Martin Scorsese called ‘The Archers’ “the most successful experimental film-makers in the world” and we will be exploring their embrace of fantasy, magic and stylistic innovation in a wartime context to which the dominant cinematic responses were variations on sombre documentary realism. We will consider the technical developments in colour, sound and design which contributed to their unique aesthetic, and the role of other key players in the Archers’ team, like actors, art directors and cinematographers. Their financial backer J. Arthur Rank dreamt of creating a British cinema that could compete with Hollywood on the world stage, and Powell and Pressburger’s ability to give global themes a local habitation and a name is one of the more compelling and challenging features of their legacy. Quintessentially British and startlingly European, these films respond to some of the key propaganda impulses of the time with passion, humour, and humanity.
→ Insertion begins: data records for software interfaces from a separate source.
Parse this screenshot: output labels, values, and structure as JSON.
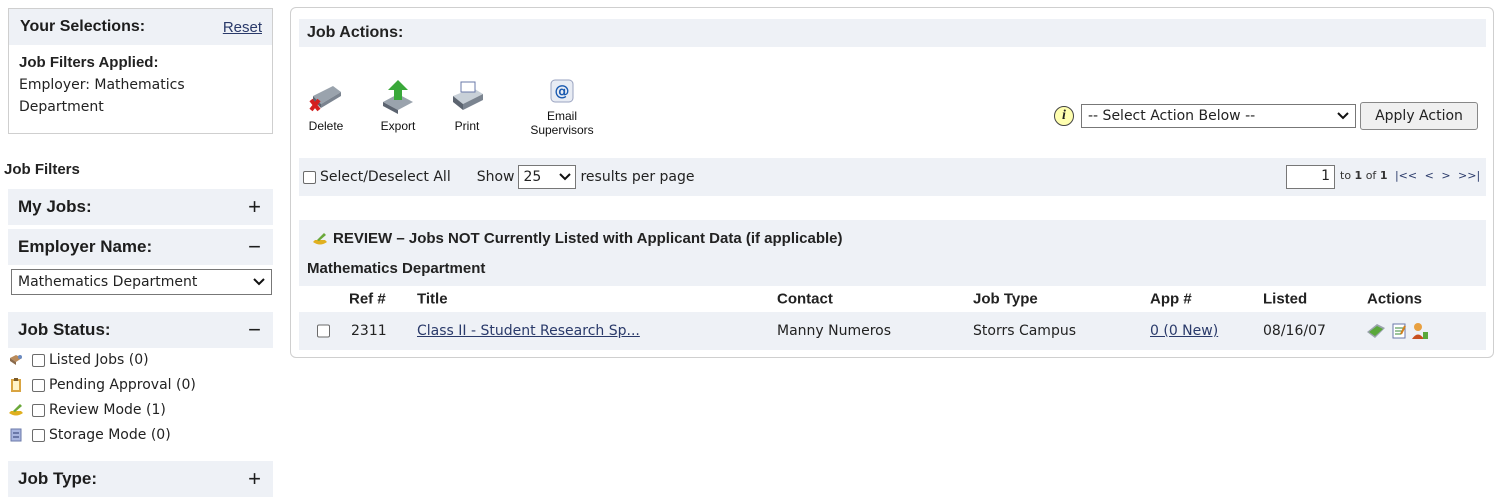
{
  "selections": {
    "title": "Your Selections:",
    "reset_label": "Reset",
    "applied_label": "Job Filters Applied:",
    "applied_line1": "Employer: Mathematics",
    "applied_line2": "Department"
  },
  "filters": {
    "title": "Job Filters",
    "my_jobs": {
      "label": "My Jobs:",
      "symbol": "+"
    },
    "employer": {
      "label": "Employer Name:",
      "symbol": "−",
      "selected": "Mathematics Department"
    },
    "status": {
      "label": "Job Status:",
      "symbol": "−",
      "items": [
        {
          "label": "Listed Jobs (0)",
          "icon": "listed-icon"
        },
        {
          "label": "Pending Approval (0)",
          "icon": "clipboard-icon"
        },
        {
          "label": "Review Mode (1)",
          "icon": "review-icon"
        },
        {
          "label": "Storage Mode (0)",
          "icon": "storage-icon"
        }
      ]
    },
    "job_type": {
      "label": "Job Type:",
      "symbol": "+"
    }
  },
  "actions": {
    "header": "Job Actions:",
    "tools": [
      {
        "label": "Delete",
        "icon": "delete-icon"
      },
      {
        "label": "Export",
        "icon": "export-icon"
      },
      {
        "label": "Print",
        "icon": "print-icon"
      },
      {
        "label": "Email Supervisors",
        "icon": "email-icon"
      }
    ],
    "info_icon_glyph": "i",
    "select_value": "-- Select Action Below --",
    "apply_label": "Apply Action"
  },
  "pager": {
    "select_all_label": "Select/Deselect All",
    "show_label": "Show",
    "per_page": "25",
    "results_label": "results per page",
    "page_value": "1",
    "to_label": "to",
    "range_from": "1",
    "of_label": "of",
    "range_total": "1",
    "nav_first": "|<<",
    "nav_prev": "<",
    "nav_next": ">",
    "nav_last": ">>|"
  },
  "group": {
    "title": "REVIEW – Jobs NOT Currently Listed with Applicant Data (if applicable)",
    "subheading": "Mathematics Department",
    "columns": [
      "Ref #",
      "Title",
      "Contact",
      "Job Type",
      "App #",
      "Listed",
      "Actions"
    ],
    "rows": [
      {
        "ref": "2311",
        "title": "Class II - Student Research Sp...",
        "contact": "Manny Numeros",
        "job_type": "Storrs Campus",
        "app": "0 (0 New)",
        "listed": "08/16/07"
      }
    ]
  }
}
We will assess their treatment of themes like exile, eroticism and nostalgia, their changing representations of male and female identity, and their interventions in the national construction of a ‘people’s war“. A mischievous questioning of the Anglo-American relationship underpins ‘A Canterbury Tale” and ‘A Matter of Life and Death’, and has provoked some memorable class discussion. Our focus throughout will be on the pleasures, magic and beauties of this unique body of work, as well as the kind of vision it offers of the world.

There will be at least one full length evening screening each week and classes will encourage discussion and audio-visual presentation work from the participants. Term assignments can take the form of a research paper or a creative screenplay submission.

Pre-requisite knowledge required: This course assumes no specific prior background and functions as a stand-alone introduction to film studies.

Transferrable Skills: Taking this course will help students develop a range of skills, including those of reasoning, argument, critical analysis, creative response, research and communication. In particular writing papers will enable students to undertake self-directed learning and research, critically read and evaluate evidence, and produce well-written and intelligently supported arguments. The screenwriting option will develop creative and critical understanding of film language

Core Reading

  • Powell & Pressburger: A Cinema of Magic Spaces ; Andrew Moor,( I.B.Tauris, 2005)
  • The Cinema of Michael Powell: International Perspectives on an English Film-Maker ; edited by Ian Christie and Andrew Moor ( BFI 2005)


Final Essay or Creative/Critical Screenplay submission:50%

Final Exam: 50%

Lecture Hours: 12 x 1 hour 15 minutes (total 15 hours)

Seminar Hours: 8 x 1 hour 15 minutes (total 10 hours)